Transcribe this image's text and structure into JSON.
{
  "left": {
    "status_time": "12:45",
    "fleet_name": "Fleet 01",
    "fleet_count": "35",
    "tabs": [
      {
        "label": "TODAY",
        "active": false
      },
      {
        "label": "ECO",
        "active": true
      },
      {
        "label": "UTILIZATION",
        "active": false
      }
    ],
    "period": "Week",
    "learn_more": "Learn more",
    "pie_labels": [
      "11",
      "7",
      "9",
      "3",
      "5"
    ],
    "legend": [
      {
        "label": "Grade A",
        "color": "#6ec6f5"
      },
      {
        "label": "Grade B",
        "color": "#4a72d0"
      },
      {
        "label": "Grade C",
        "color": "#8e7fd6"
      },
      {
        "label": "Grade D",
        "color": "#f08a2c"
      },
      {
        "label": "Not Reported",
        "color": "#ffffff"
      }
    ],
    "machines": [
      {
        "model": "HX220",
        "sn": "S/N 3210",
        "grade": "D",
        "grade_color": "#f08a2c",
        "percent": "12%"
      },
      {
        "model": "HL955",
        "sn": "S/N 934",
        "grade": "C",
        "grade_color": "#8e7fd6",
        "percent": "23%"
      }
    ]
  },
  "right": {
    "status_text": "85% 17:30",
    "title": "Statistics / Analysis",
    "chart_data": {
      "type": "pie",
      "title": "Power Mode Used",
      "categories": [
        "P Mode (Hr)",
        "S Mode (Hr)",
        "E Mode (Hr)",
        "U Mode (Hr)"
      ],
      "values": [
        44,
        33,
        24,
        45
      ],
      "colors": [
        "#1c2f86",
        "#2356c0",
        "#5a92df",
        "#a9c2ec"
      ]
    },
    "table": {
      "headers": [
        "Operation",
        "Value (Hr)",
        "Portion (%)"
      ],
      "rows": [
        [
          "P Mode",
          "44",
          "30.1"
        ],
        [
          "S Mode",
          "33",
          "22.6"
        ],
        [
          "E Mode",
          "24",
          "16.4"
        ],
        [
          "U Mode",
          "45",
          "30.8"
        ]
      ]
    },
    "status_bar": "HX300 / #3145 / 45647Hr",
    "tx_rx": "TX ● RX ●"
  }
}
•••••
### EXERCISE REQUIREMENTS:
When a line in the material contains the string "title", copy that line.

### SOLUTION:
    "title": "Statistics / Analysis",
      "title": "Power Mode Used",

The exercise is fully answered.